- WHAT TO DO
Could you output each line below precisely as it stands, without the images?

Records contained in a dataset:
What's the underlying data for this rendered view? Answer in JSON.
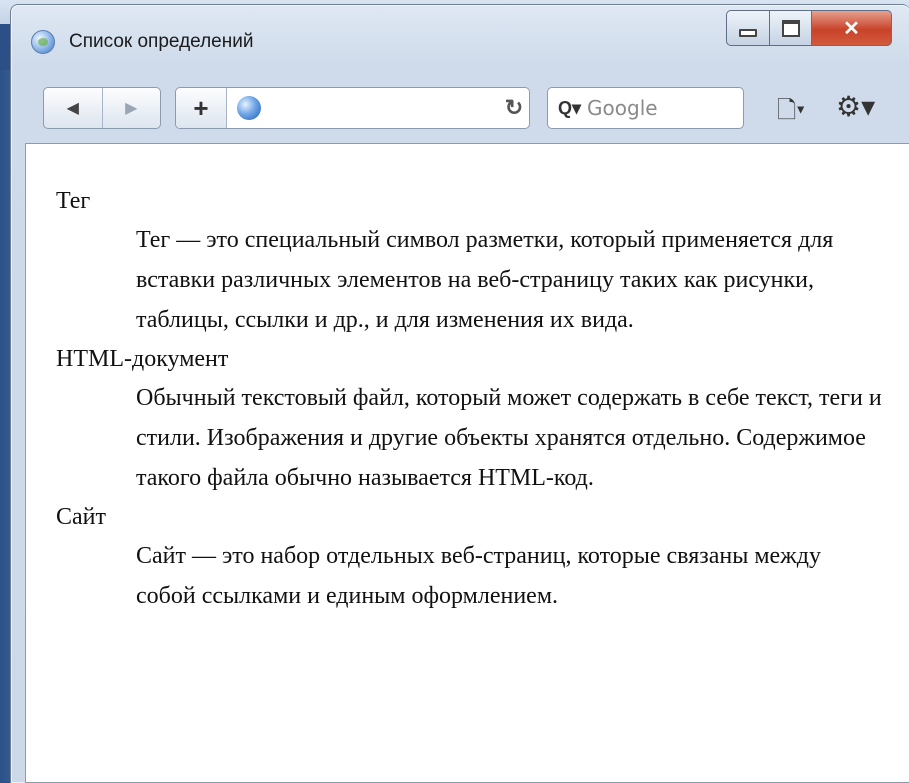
{
  "window": {
    "title": "Список определений"
  },
  "toolbar": {
    "back_glyph": "◀",
    "forward_glyph": "▶",
    "add_glyph": "+",
    "url_value": "",
    "reload_glyph": "↻",
    "search_icon_glyph": "Q▾",
    "search_placeholder": "Google",
    "page_menu_glyph": "🗋▾",
    "tools_menu_glyph": "⚙▾"
  },
  "content": {
    "definitions": [
      {
        "term": "Тег",
        "description": "Тег — это специальный символ разметки, который применяется для вставки различных элементов на веб-страницу таких как рисунки, таблицы, ссылки и др., и для изменения их вида."
      },
      {
        "term": "HTML-документ",
        "description": "Обычный текстовый файл, который может содержать в себе текст, теги и стили. Изображения и другие объекты хранятся отдельно. Содержимое такого файла обычно называется HTML-код."
      },
      {
        "term": "Сайт",
        "description": "Сайт — это набор отдельных веб-страниц, которые связаны между собой ссылками и единым оформлением."
      }
    ]
  },
  "icons": {
    "title_icon": "browser-globe-icon",
    "globe": "globe-icon",
    "reload": "reload-icon",
    "search": "search-icon",
    "page": "page-icon",
    "gear": "gear-icon"
  },
  "colors": {
    "desktop": "#2b4f86",
    "window_frame": "#cfdbeb",
    "close_button": "#c8432a"
  }
}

- ANSWER SECTION
What's the underlying data for this rendered view? Answer in JSON.
{
  "window": {
    "title": "Список определений"
  },
  "toolbar": {
    "back_glyph": "◀",
    "forward_glyph": "▶",
    "add_glyph": "+",
    "url_value": "",
    "reload_glyph": "↻",
    "search_icon_glyph": "Q▾",
    "search_placeholder": "Google",
    "page_menu_glyph": "🗋▾",
    "tools_menu_glyph": "⚙▾"
  },
  "content": {
    "definitions": [
      {
        "term": "Тег",
        "description": "Тег — это специальный символ разметки, который применяется для вставки различных элементов на веб-страницу таких как рисунки, таблицы, ссылки и др., и для изменения их вида."
      },
      {
        "term": "HTML-документ",
        "description": "Обычный текстовый файл, который может содержать в себе текст, теги и стили. Изображения и другие объекты хранятся отдельно. Содержимое такого файла обычно называется HTML-код."
      },
      {
        "term": "Сайт",
        "description": "Сайт — это набор отдельных веб-страниц, которые связаны между собой ссылками и единым оформлением."
      }
    ]
  },
  "icons": {
    "title_icon": "browser-globe-icon",
    "globe": "globe-icon",
    "reload": "reload-icon",
    "search": "search-icon",
    "page": "page-icon",
    "gear": "gear-icon"
  },
  "colors": {
    "desktop": "#2b4f86",
    "window_frame": "#cfdbeb",
    "close_button": "#c8432a"
  }
}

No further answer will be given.